Other duties of the institute include official batch control, scientific advice and inspections.

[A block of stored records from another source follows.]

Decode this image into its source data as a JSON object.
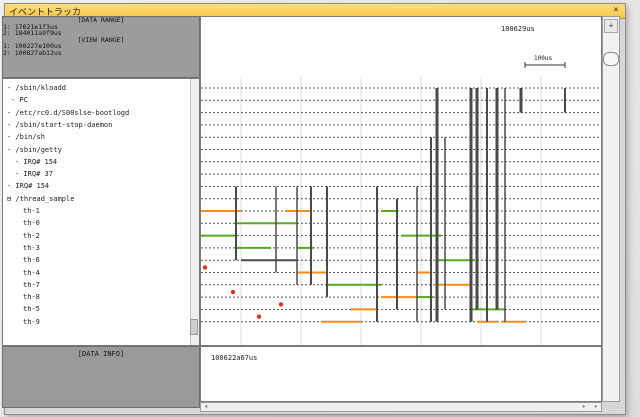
{
  "window": {
    "title": "イベントトラッカ"
  },
  "info_panel": {
    "data_range_header": "[DATA RANGE]",
    "data_range_lines": [
      "1: 17621e1f3us",
      "2: 184011a9f9us"
    ],
    "view_range_header": "[VIEW RANGE]",
    "view_range_lines": [
      "1: 100227e100us",
      "2: 100827ab12us"
    ]
  },
  "tree": {
    "items": [
      {
        "label": "/sbin/kloadd"
      },
      {
        "label": "PC"
      },
      {
        "label": "/etc/rc0.d/S00slse-bootlogd"
      },
      {
        "label": "/sbin/start-stop-daemon"
      },
      {
        "label": "/bin/sh"
      },
      {
        "label": "/sbin/getty"
      },
      {
        "label": "IRQ# 154"
      },
      {
        "label": "IRQ# 37"
      },
      {
        "label": "IRQ# 154"
      },
      {
        "label": "/thread_sample"
      },
      {
        "label": "th-1"
      },
      {
        "label": "th-0"
      },
      {
        "label": "th-2"
      },
      {
        "label": "th-3"
      },
      {
        "label": "th-6"
      },
      {
        "label": "th-4"
      },
      {
        "label": "th-7"
      },
      {
        "label": "th-8"
      },
      {
        "label": "th-5"
      },
      {
        "label": "th-9"
      }
    ]
  },
  "data_info": {
    "title": "[DATA INFO]"
  },
  "chart": {
    "time_label": "100629us",
    "scale_label": "100us",
    "colors": {
      "running": "#55aa22",
      "waiting": "#ff8c1a",
      "switch": "#4a4a4a",
      "marker": "#e03020",
      "lane": "#555555",
      "grid": "#dddddd"
    }
  },
  "readout": {
    "value": "100622a67us"
  },
  "chart_data": {
    "type": "gantt",
    "title": "",
    "lanes": [
      "/sbin/kloadd",
      "PC",
      "/etc/rc0.d/S00slse-bootlogd",
      "/sbin/start-stop-daemon",
      "/bin/sh",
      "/sbin/getty",
      "IRQ# 154",
      "IRQ# 37",
      "IRQ# 154",
      "/thread_sample",
      "th-1",
      "th-0",
      "th-2",
      "th-3",
      "th-6",
      "th-4",
      "th-7",
      "th-8",
      "th-5",
      "th-9"
    ]
  }
}
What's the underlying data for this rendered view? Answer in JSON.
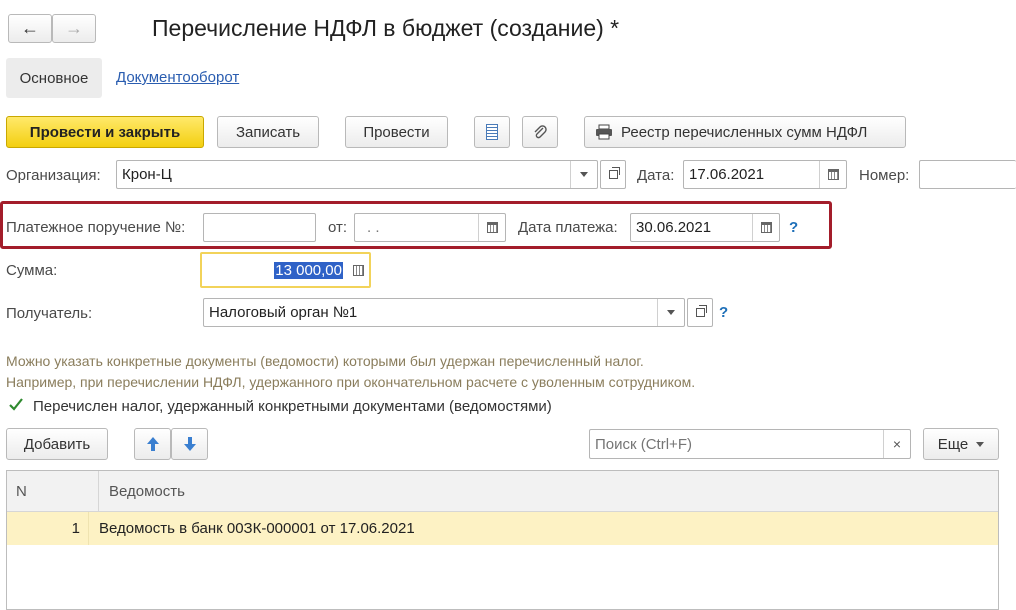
{
  "header": {
    "title": "Перечисление НДФЛ в бюджет (создание) *",
    "back": "←",
    "forward": "→"
  },
  "tabs": {
    "main": "Основное",
    "docflow": "Документооборот"
  },
  "toolbar": {
    "post_close": "Провести и закрыть",
    "save": "Записать",
    "post": "Провести",
    "registry": "Реестр перечисленных сумм НДФЛ"
  },
  "org": {
    "label": "Организация:",
    "value": "Крон-Ц"
  },
  "date": {
    "label": "Дата:",
    "value": "17.06.2021"
  },
  "number": {
    "label": "Номер:",
    "value": ""
  },
  "payment_order": {
    "label": "Платежное поручение №:",
    "value": "",
    "from_label": "от:",
    "from_value": " .  .",
    "pay_date_label": "Дата платежа:",
    "pay_date_value": "30.06.2021",
    "help": "?"
  },
  "sum": {
    "label": "Сумма:",
    "value": "13 000,00"
  },
  "recipient": {
    "label": "Получатель:",
    "value": "Налоговый орган №1",
    "help": "?"
  },
  "hint": {
    "line1": "Можно указать конкретные документы (ведомости) которыми был удержан перечисленный налог.",
    "line2": "Например, при перечислении НДФЛ, удержанного при окончательном расчете с уволенным сотрудником."
  },
  "checkbox": {
    "label": "Перечислен налог, удержанный конкретными документами (ведомостями)",
    "checked": true
  },
  "table_toolbar": {
    "add": "Добавить",
    "search_placeholder": "Поиск (Ctrl+F)",
    "clear": "×",
    "more": "Еще"
  },
  "table": {
    "columns": [
      "N",
      "Ведомость"
    ],
    "rows": [
      {
        "n": "1",
        "doc": "Ведомость в банк 00ЗК-000001 от 17.06.2021"
      }
    ]
  },
  "colors": {
    "highlight_border": "#a31d2a",
    "primary": "#f5d31a",
    "selected_row": "#fdf2c4",
    "link": "#2a5db0"
  }
}
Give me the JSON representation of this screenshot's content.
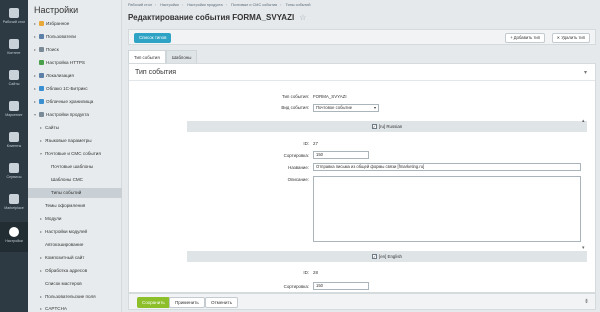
{
  "rail": {
    "items": [
      {
        "label": "Рабочий стол",
        "icon": "desktop-icon"
      },
      {
        "label": "Контент",
        "icon": "content-icon"
      },
      {
        "label": "Сайты",
        "icon": "sites-icon"
      },
      {
        "label": "Маркетинг",
        "icon": "marketing-icon"
      },
      {
        "label": "Клиенты",
        "icon": "clients-icon"
      },
      {
        "label": "Сервисы",
        "icon": "services-icon"
      },
      {
        "label": "Marketplace",
        "icon": "marketplace-icon"
      },
      {
        "label": "Настройки",
        "icon": "gear-icon"
      }
    ]
  },
  "menu": {
    "title": "Настройки",
    "items": [
      {
        "label": "Избранное",
        "arrow": "▸",
        "color": "#e8a93a"
      },
      {
        "label": "Пользователи",
        "arrow": "▸",
        "color": "#5b7fa6"
      },
      {
        "label": "Поиск",
        "arrow": "▸",
        "color": "#7a8a96"
      },
      {
        "label": "Настройка HTTPS",
        "arrow": "",
        "color": "#4aa04a"
      },
      {
        "label": "Локализация",
        "arrow": "▸",
        "color": "#5b7fa6"
      },
      {
        "label": "Облако 1С-Битрикс",
        "arrow": "▸",
        "color": "#3a8fd0"
      },
      {
        "label": "Облачные хранилища",
        "arrow": "▸",
        "color": "#3a8fd0"
      },
      {
        "label": "Настройки продукта",
        "arrow": "▾",
        "color": "#7a8a96"
      },
      {
        "label": "Сайты",
        "arrow": "▸",
        "color": ""
      },
      {
        "label": "Языковые параметры",
        "arrow": "▸",
        "color": ""
      },
      {
        "label": "Почтовые и СМС события",
        "arrow": "▾",
        "color": ""
      },
      {
        "label": "Почтовые шаблоны",
        "arrow": "",
        "color": ""
      },
      {
        "label": "Шаблоны СМС",
        "arrow": "",
        "color": ""
      },
      {
        "label": "Типы событий",
        "arrow": "",
        "color": ""
      },
      {
        "label": "Темы оформления",
        "arrow": "",
        "color": ""
      },
      {
        "label": "Модули",
        "arrow": "▸",
        "color": ""
      },
      {
        "label": "Настройки модулей",
        "arrow": "▸",
        "color": ""
      },
      {
        "label": "Автокэширование",
        "arrow": "",
        "color": ""
      },
      {
        "label": "Композитный сайт",
        "arrow": "▸",
        "color": ""
      },
      {
        "label": "Обработка адресов",
        "arrow": "▸",
        "color": ""
      },
      {
        "label": "Список мастеров",
        "arrow": "",
        "color": ""
      },
      {
        "label": "Пользовательские поля",
        "arrow": "▸",
        "color": ""
      },
      {
        "label": "CAPTCHA",
        "arrow": "▸",
        "color": ""
      }
    ]
  },
  "breadcrumbs": [
    "Рабочий стол",
    "Настройки",
    "Настройки продукта",
    "Почтовые и СМС события",
    "Типы событий"
  ],
  "page": {
    "title": "Редактирование события FORMA_SVYAZI",
    "star": "☆"
  },
  "toolbar": {
    "list_label": "Список типов",
    "add_label": "+ Добавить тип",
    "delete_label": "✕ Удалить тип"
  },
  "tabs": [
    {
      "label": "Тип события"
    },
    {
      "label": "Шаблоны"
    }
  ],
  "form": {
    "section_title": "Тип события",
    "event_type_label": "Тип события:",
    "event_type_value": "FORMA_SVYAZI",
    "kind_label": "Вид события:",
    "kind_value": "Почтовое событие",
    "ru": {
      "bar_label": "[ru] Russian",
      "id_label": "ID:",
      "id_value": "27",
      "sort_label": "Сортировка:",
      "sort_value": "150",
      "name_label": "Название:",
      "name_value": "Отправка письма из общей формы связи [fmarketing.ru]",
      "desc_label": "Описание:"
    },
    "en": {
      "bar_label": "[en] English",
      "id_label": "ID:",
      "id_value": "28",
      "sort_label": "Сортировка:",
      "sort_value": "150"
    }
  },
  "actions": {
    "save_label": "Сохранить",
    "apply_label": "Применить",
    "cancel_label": "Отменить"
  },
  "colors": {
    "accent_blue": "#2ea3c5",
    "save_green": "#8cbf2a",
    "rail_dark": "#2d3a44"
  }
}
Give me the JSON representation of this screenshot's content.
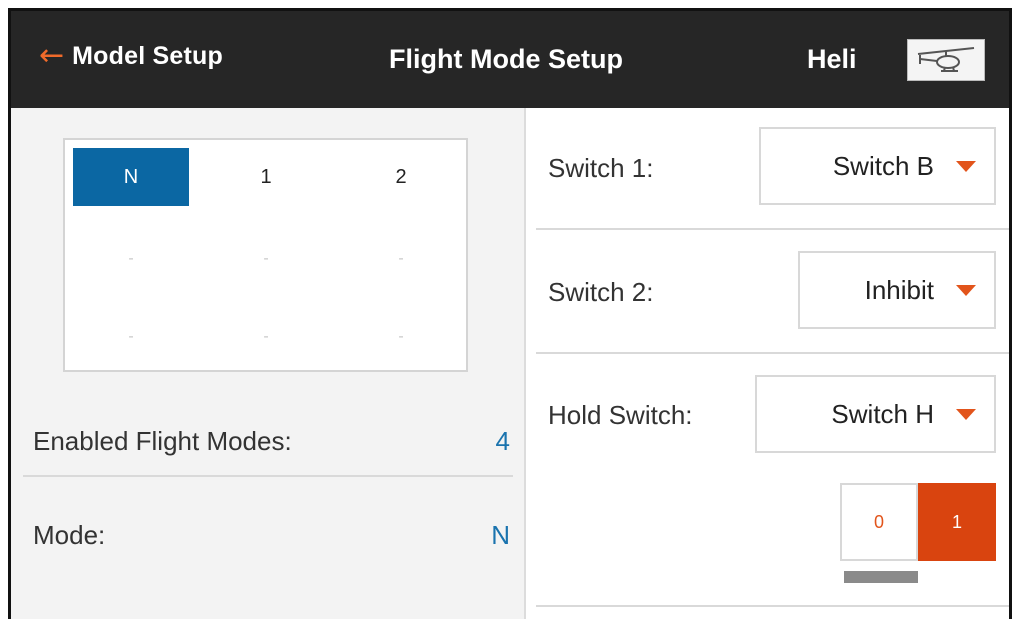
{
  "header": {
    "back_label": "Model Setup",
    "title": "Flight Mode Setup",
    "model_name": "Heli",
    "model_icon": "helicopter-icon",
    "accent_color": "#f06a2a"
  },
  "mode_grid": {
    "columns": [
      "N",
      "1",
      "2"
    ],
    "active": "N",
    "empty_rows": [
      [
        "-",
        "-",
        "-"
      ],
      [
        "-",
        "-",
        "-"
      ]
    ]
  },
  "left_panel": {
    "enabled_label": "Enabled Flight Modes:",
    "enabled_value": "4",
    "mode_label": "Mode:",
    "mode_value": "N"
  },
  "switches": {
    "switch1_label": "Switch 1:",
    "switch1_value": "Switch B",
    "switch2_label": "Switch 2:",
    "switch2_value": "Inhibit",
    "hold_label": "Hold Switch:",
    "hold_value": "Switch H"
  },
  "hold_toggle": {
    "positions": [
      "0",
      "1"
    ],
    "active": "1"
  },
  "colors": {
    "header_bg": "#262626",
    "active_cell": "#0b67a3",
    "value_blue": "#1a73ae",
    "dropdown_caret": "#e2541b",
    "toggle_active": "#d9440f"
  }
}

In-house experimental research in the field of biomedicines and life science form an indispensable basis for the manifold tasks performed at the institute.
The Paul-Ehrlich-Institut, with its roughly 800 members of staff, also has advisory functions nationally (federal government, federal states (Länder)), and internationally (World Health Organisation, European Medicines Agency, European Commission, Council of Europe etc.).